“Letter to a Man”
Robert Wilson/Mikhail Baryshnikov
BAM Harvey Theater
October 29, 2016
by Martha Sherman
copyright © 2016 by Martha Sherman
In his white chalk face and tuxedo, the mid-20th century dance icon Mikhail Baryshnikov inhabited the fragile, febrile mind of his early 20th century predecessor in the offering created with Robert Wilson of “Letter to a Man,” drawn from the journals of Vaslav Nijinksy. In a textured environment of sound, lighting, set, and design that veered from harsh and geometric to dreamy and approximate, Baryshnikov, still a beautiful and graceful mover at 68, twisted and floated through the texts of the mentally unstable, but also deeply gifted, Nijinsky.

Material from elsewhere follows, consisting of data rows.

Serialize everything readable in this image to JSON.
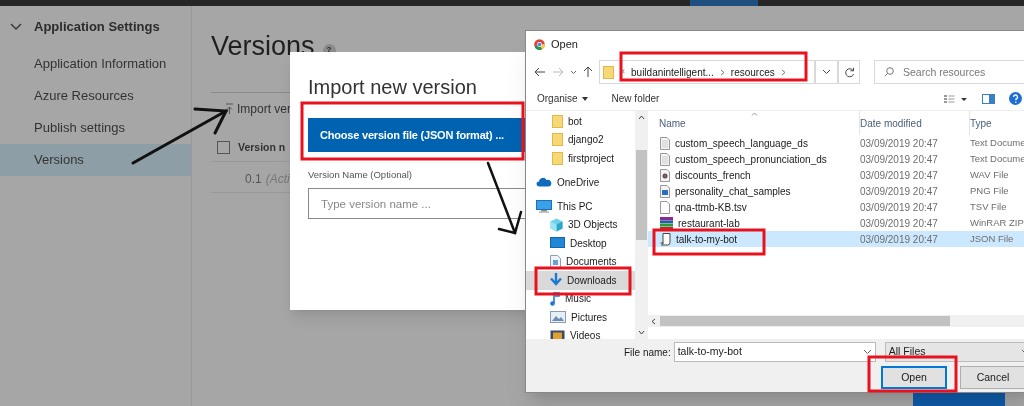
{
  "sidebar": {
    "section": {
      "title": "Application Settings",
      "expanded": true
    },
    "items": [
      {
        "label": "Application Information",
        "selected": false
      },
      {
        "label": "Azure Resources",
        "selected": false
      },
      {
        "label": "Publish settings",
        "selected": false
      },
      {
        "label": "Versions",
        "selected": true
      }
    ]
  },
  "page": {
    "title": "Versions",
    "help_badge": "?",
    "import_action": "Import ver",
    "table": {
      "select_all": {
        "checked": false
      },
      "columns": [
        "Version n"
      ],
      "rows": [
        {
          "version": "0.1",
          "status": "(Acti"
        }
      ]
    }
  },
  "import_dialog": {
    "title": "Import new version",
    "choose_button": "Choose version file (JSON format) ...",
    "name_field": {
      "label": "Version Name (Optional)",
      "placeholder": "Type version name ..."
    }
  },
  "open_dialog": {
    "title": "Open",
    "address": {
      "overflow": "«",
      "crumbs": [
        "buildanintelligent...",
        "resources"
      ]
    },
    "search": {
      "placeholder": "Search resources"
    },
    "toolbar": [
      "Organise",
      "New folder"
    ],
    "nav": [
      {
        "label": "bot",
        "kind": "folder",
        "selected": false
      },
      {
        "label": "django2",
        "kind": "folder",
        "selected": false
      },
      {
        "label": "firstproject",
        "kind": "folder",
        "selected": false
      },
      {
        "label": "OneDrive",
        "kind": "cloud",
        "selected": false
      },
      {
        "label": "This PC",
        "kind": "pc",
        "selected": false,
        "children": [
          {
            "label": "3D Objects",
            "kind": "cube",
            "selected": false
          },
          {
            "label": "Desktop",
            "kind": "desktop",
            "selected": false
          },
          {
            "label": "Documents",
            "kind": "documents",
            "selected": false
          },
          {
            "label": "Downloads",
            "kind": "downloads",
            "selected": true
          },
          {
            "label": "Music",
            "kind": "music",
            "selected": false
          },
          {
            "label": "Pictures",
            "kind": "pictures",
            "selected": false
          },
          {
            "label": "Videos",
            "kind": "videos",
            "selected": false
          }
        ]
      }
    ],
    "columns": [
      "Name",
      "Date modified",
      "Type"
    ],
    "files": [
      {
        "name": "custom_speech_language_ds",
        "date": "03/09/2019 20:47",
        "type": "Text Docume",
        "kind": "text",
        "selected": false
      },
      {
        "name": "custom_speech_pronunciation_ds",
        "date": "03/09/2019 20:47",
        "type": "Text Docume",
        "kind": "text",
        "selected": false
      },
      {
        "name": "discounts_french",
        "date": "03/09/2019 20:47",
        "type": "WAV File",
        "kind": "audio",
        "selected": false
      },
      {
        "name": "personality_chat_samples",
        "date": "03/09/2019 20:47",
        "type": "PNG File",
        "kind": "image",
        "selected": false
      },
      {
        "name": "qna-ttmb-KB.tsv",
        "date": "03/09/2019 20:47",
        "type": "TSV File",
        "kind": "blank",
        "selected": false
      },
      {
        "name": "restaurant-lab",
        "date": "03/09/2019 20:47",
        "type": "WinRAR ZIP",
        "kind": "archive",
        "selected": false
      },
      {
        "name": "talk-to-my-bot",
        "date": "03/09/2019 20:47",
        "type": "JSON File",
        "kind": "script",
        "selected": true
      }
    ],
    "file_name": {
      "label": "File name:",
      "value": "talk-to-my-bot"
    },
    "file_type": "All Files",
    "buttons": [
      {
        "label": "Open",
        "default": true
      },
      {
        "label": "Cancel",
        "default": false
      }
    ]
  }
}
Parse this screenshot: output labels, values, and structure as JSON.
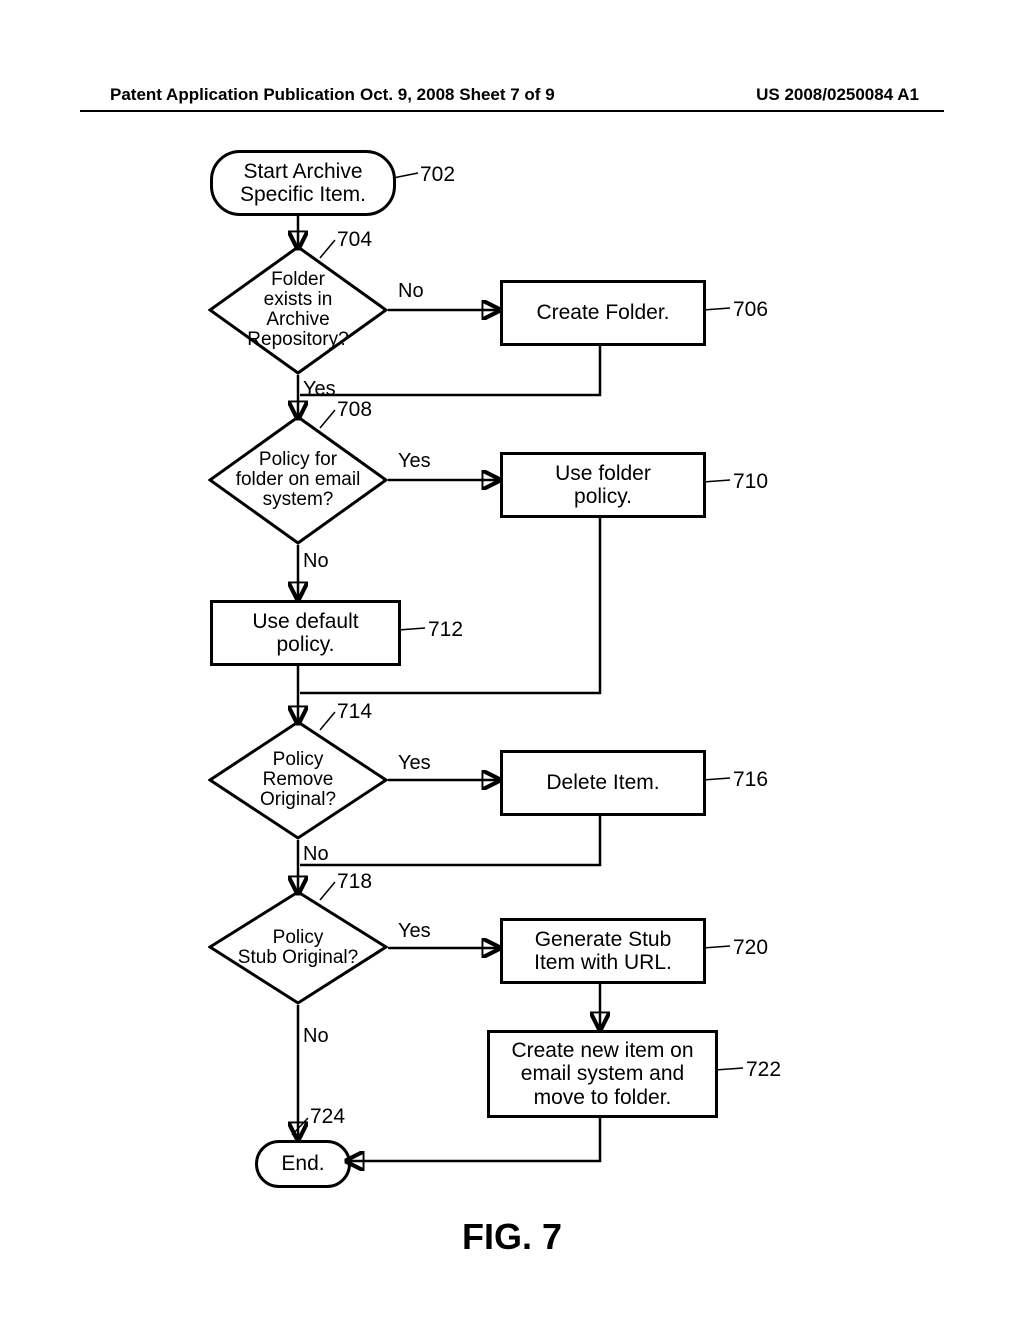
{
  "header": {
    "left": "Patent Application Publication",
    "mid": "Oct. 9, 2008  Sheet 7 of 9",
    "right": "US 2008/0250084 A1"
  },
  "figcap": "FIG. 7",
  "shapes": {
    "start": "Start Archive\nSpecific Item.",
    "d704": "Folder\nexists in Archive\nRepository?",
    "p706": "Create Folder.",
    "d708": "Policy for\nfolder on email\nsystem?",
    "p710": "Use folder\npolicy.",
    "p712": "Use default\npolicy.",
    "d714": "Policy\nRemove\nOriginal?",
    "p716": "Delete Item.",
    "d718": "Policy\nStub Original?",
    "p720": "Generate Stub\nItem with URL.",
    "p722": "Create new item on\nemail system and\nmove to folder.",
    "end": "End."
  },
  "refs": {
    "r702": "702",
    "r704": "704",
    "r706": "706",
    "r708": "708",
    "r710": "710",
    "r712": "712",
    "r714": "714",
    "r716": "716",
    "r718": "718",
    "r720": "720",
    "r722": "722",
    "r724": "724"
  },
  "yn": {
    "no": "No",
    "yes": "Yes"
  }
}
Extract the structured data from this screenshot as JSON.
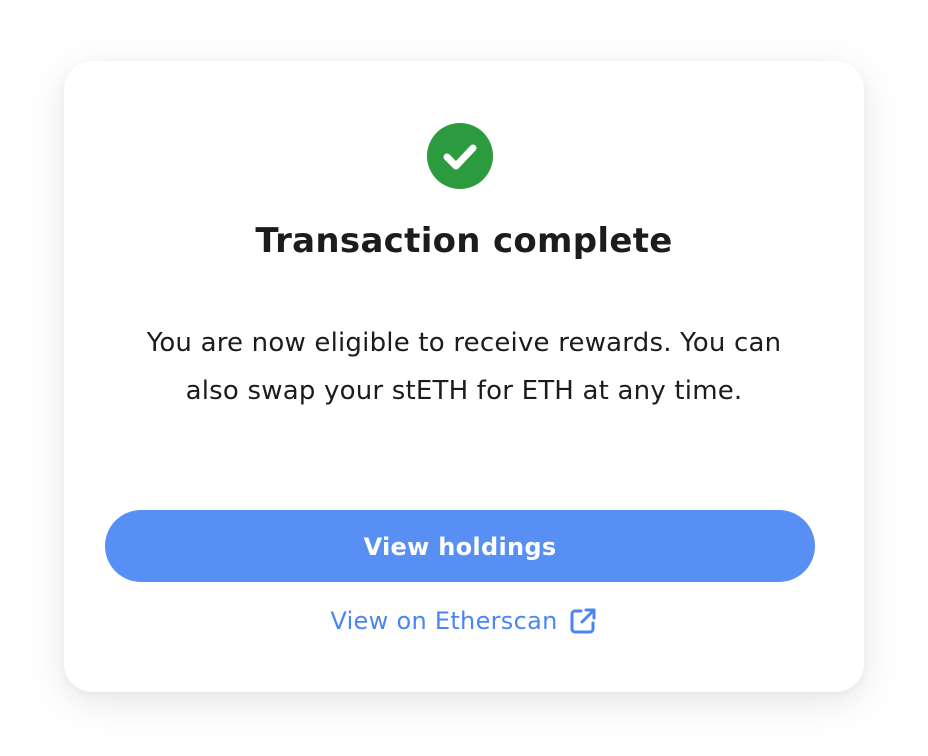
{
  "dialog": {
    "status_icon": "check-circle-icon",
    "title": "Transaction complete",
    "message": "You are now eligible to receive rewards. You can also swap your stETH for ETH at any time.",
    "primary_button_label": "View holdings",
    "link_label": "View on Etherscan",
    "link_icon": "external-link-icon"
  },
  "colors": {
    "success": "#2c9a3f",
    "primary": "#578ff4",
    "link": "#4a86f3",
    "text": "#1c1c1e"
  }
}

Mikhail Baryshnikov in "Letter to a Man." Photo ©Julia Cervantes
A framed portrait of Nijinsky was hung on the closed black stage curtain as the audience entered, lit from below by a row of bright bead-like footlights, like the harsh but illuminating lights of a vaudeville show (the lighting, by A. J. Weissbard, pulled no punches.) When the curtain opened, Baryshnikov was framed, too, in a bright white-lit box of space, on a simple white chair in a straitjacket, as the voices in his head began to manifest. That chair, and the cell of white light, returned several more times to frame, support, capture the character. In one scene, the seated Baryshnikov floated halfway up in the air – and in another, the chair was upside down, as a Nijinsky-figure hung suspended. (One of the texts echoed: “I am not Christ. I am Nijinsky.”)
As the dancer sat, we heard a phrase from Nijinsky’s journal, like the punchline of a deranged vaudeville joke “I learned about war from fighting with my mother-in-law.” Text repetitions were manic. Voiceovers in many guises (male, female, English, Russian) echoed as if roiling inside Nijinsky’s disturbed mind. Sometimes Baryshinikov spoke the words, too, in Russian or in his distinctively Russian-inflected English. Often the words were repeated in supertitles on three screens overhead (Wilson, so identified with opera, used the opera technology to keep adding layers as both distraction and depth.)
There was a music layer, too, much of it rhythmic, highlighting the ends of scenes or ideas with highlighted tones or drum beats. But the score also wended among unexpected pop tunes, from Bob Dylan’s opening “If Dogs Run Free” (“why aren’t we?”) to a manic backdrop of the 1966 oddball piece “They’re Coming to Take Me Away, Ha-Haa!” Snippets of journal phrases were repeated almost music, too. The canons of language and repetition felt the way a thought sometimes does, parked in the brain, unwelcome but not able to be banished.
Each scene built on a phrase of text and an image. Some images were the set, like a high curved clerestory window of a church – or an asylum -- set on the black stage, where the dancer gazed out. The enormous film images playing on the back wall (video design by Tomek Jesiorski) were shamelessly dramatic; one, of an enormous dead soldier splayed in a muddy field, was the backdrop of Baryshnikov’s (diminutive) silhouette, arms outstretched as well. Again, in lesser hands this would have been a cliché. But when Baryshnikov’s beautiful fingers unfurled, they were hypnotizing.
The movement was simple but evocative (Lucinda Childs was credited not with choreography but with “collaboration to movements and spoken text.”) Against wintry trees, Baryshnikov walked simply and slowly in a horizontal line across stage then was echoed by a second silhouette and a third doppelganger (wearing the same overcoat and hat) who followed, mirroring and haunting the dancer. Baryshnikov’s walk had his familiar grace, and suggested an ache for the splendor of his younger decades. The emotional connection to “our” aging dancer connected us even more powerfully to the dancer he portrayed.
Baryshnikov wafted around the stage with two branches, graceful extensions of his arms as the bare trees of the background woods embraced him, like the image of the dancers in The Seventh Seal in their wilderness (the text here included the hard to believe “I am not afraid of death.”)
It took a while for the text to arrive at Diaghelev, first in a light dribble, an aside, but increasingly central to the chorus inside Nijinsky’s head. The impresario’s power over the dancer’s ego and sanity grew (“I know terrible things from Diaghelev. And simple things…”) Nijinsky’s love and fear of his master bubbled through his words.
In a stylized final pose, wide-eyed and smiling, Baryshnikov bid the audience farewell with the shout: “Vaslav Nijinsky.” As the curtain closed, the young subject’s painted face returned to view. Neither his brilliant short career, nor his frantic mind was evident in that innocent portrait. In the layers of text and texture, Wilson and Baryshnikov offered their differently layered portrait. Their brief foray into the artist’s head was a moving taste of madness.
All Photos: Mikhail Baryshnikov in "Letter to a Man." ©Julia Cervantes
copyright © 2016 by Martha Sherman